_To do:_ Every line of the entries below that includes "icon" belongs in the answer, copied as written.

Component data from apps and pages
------------------------------------------------
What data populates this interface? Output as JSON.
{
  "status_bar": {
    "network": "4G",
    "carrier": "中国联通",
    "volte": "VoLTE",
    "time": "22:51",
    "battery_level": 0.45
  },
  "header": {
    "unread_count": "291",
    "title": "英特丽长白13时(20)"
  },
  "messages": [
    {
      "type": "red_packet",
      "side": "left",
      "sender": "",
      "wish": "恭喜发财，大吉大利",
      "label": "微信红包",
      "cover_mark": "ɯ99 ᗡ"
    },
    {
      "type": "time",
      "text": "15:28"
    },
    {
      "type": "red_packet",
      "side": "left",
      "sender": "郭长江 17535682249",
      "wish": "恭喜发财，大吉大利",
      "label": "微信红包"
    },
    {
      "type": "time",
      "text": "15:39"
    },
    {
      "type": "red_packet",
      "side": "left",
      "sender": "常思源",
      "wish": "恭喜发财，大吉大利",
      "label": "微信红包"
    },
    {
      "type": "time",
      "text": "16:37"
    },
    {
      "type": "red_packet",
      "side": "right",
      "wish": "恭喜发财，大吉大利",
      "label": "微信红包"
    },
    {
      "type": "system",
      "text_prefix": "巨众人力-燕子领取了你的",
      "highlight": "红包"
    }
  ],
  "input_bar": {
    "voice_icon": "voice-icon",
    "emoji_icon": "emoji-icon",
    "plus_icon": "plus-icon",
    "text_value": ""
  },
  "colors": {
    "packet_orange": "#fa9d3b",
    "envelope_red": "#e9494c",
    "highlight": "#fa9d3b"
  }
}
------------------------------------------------
_Reply to the exercise:_
    "voice_icon": "voice-icon",
    "emoji_icon": "emoji-icon",
    "plus_icon": "plus-icon",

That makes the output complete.